Parents in the UAE have told of their joy as they prepare to reunite with children stranded abroad for months.
Dozens of UAE residents have begun to board flights back to the Emirates after the country’s borders reopened to people with valid residency visas on Monday.
They have been overseas since the UAE closed its borders in March in an effort to stem the spread of Covid-19.
N Rustagi, an Indian parent, was relieved that his daughter Rakshita would be able to travel to UAE when they secured approval this week.
Rakshita Rustagi, 19, is a first-year economics student at Ohio State University in the United States. The student has a residency visa and was due to land in Dubai on Monday evening, with her family travelling from Abu Dhabi to receive her after months of separation.
Ms Rustagi was scheduled to return to the UAE on March 21 but had to delay plans when officials halted entry into the country for non-Emiratis on March 19.
“She did not have any accommodation arranged and had to stay with friends," said Mr Rustagi.
“We were worried as the condition in the US was getting worse and she was alone.”
Gopal Chandak, an Indian finance official in Dubai, was concerned when his 18-year-old daughter, Sakshi, a student with Arizona State University, vacated her dorm but was unable to travel to the UAE in March.
Ms Chandak stayed at a family friend’s home but will be travelling to the UAE on Thursday.
“We got the approval on Sunday and our daughter is coming back,” said Mr Chandak.
“The authorities are trying to help everyone but there is a huge number of applications.
Mr Chandak said he is looking forward to having his family back together.
“When the family is together those are the most beautiful moments, especially in times like these.”
Ms Chandak, 18, said she was nervous about her 30-hour journey from Boston via Chicago to Dubai.
"I have to first go to Chicago and I am scared as I have an 8-hour-layover. I will wear a mask and gloves at all times, and avoid using toilets. I will take a home-packed meal," she said.
"I’m happy to be coming back. I have missed out on so much family time."
Among Monday's excited travellers was Marianne Bagui, 23, who was studying at Oxford Brookes University in the UK.
She boarded a flight to Dubai from London and is eager to be reunited with her mother and two brothers.
"It was so unbelievable when I got the approval as we have been getting rejected and have applied 10 times. I am so excited now and cannot wait to get home," she said.
She was at Gatwick Airport on March 19 when the UAE closed its borders.
Her family applied for her to return on the Twajudi service and kept rebooking her ticket until she was granted permission to come back.
“I tried to leave the UK on March 19 and could not.

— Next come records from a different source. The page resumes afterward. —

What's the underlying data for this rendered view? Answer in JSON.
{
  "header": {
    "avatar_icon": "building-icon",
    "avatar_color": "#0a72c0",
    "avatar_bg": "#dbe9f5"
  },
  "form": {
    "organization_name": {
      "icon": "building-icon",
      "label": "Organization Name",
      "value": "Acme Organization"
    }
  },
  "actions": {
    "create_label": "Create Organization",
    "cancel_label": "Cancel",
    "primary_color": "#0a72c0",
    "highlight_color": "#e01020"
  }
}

It was so disappointing for me when I got the news," she said.
Marianne, who is studying for her bachelor's degree in international hospitality management, was living in university accommodation, but after everyone else left, she moved in with some friends.
She said she was nervous about her flight, which was due to take 13 hours, and was unsure if she would be asked to quarantine at home or in a hotel for two weeks when she arrived in the UAE.
“If I need to be in quarantine, I am OK with that as I have heard that the government is taking care of people and the tests are being done systematically. Also, this makes me feel safe," she said.
"I have missed my family so much, so I am happy to be reunited with them."
Her mother, Vilma, 50, is said she was also excited to see her daughter.
“In the UK, the situation is quite bad and my daughter was at a dorm when everyone started leaving so she was left by herself," Ms Bagui, a Filipina who has lived in the UAE for 15 years, said.
"I have been waiting every day at the portal for my form to be accepted."
“I am excited to have all the family at the same table soon."
She said had been anxious for her daughter to be granted permission to return.
“I’m very thankful for all the efforts being made to repatriate people," Ms Bagui said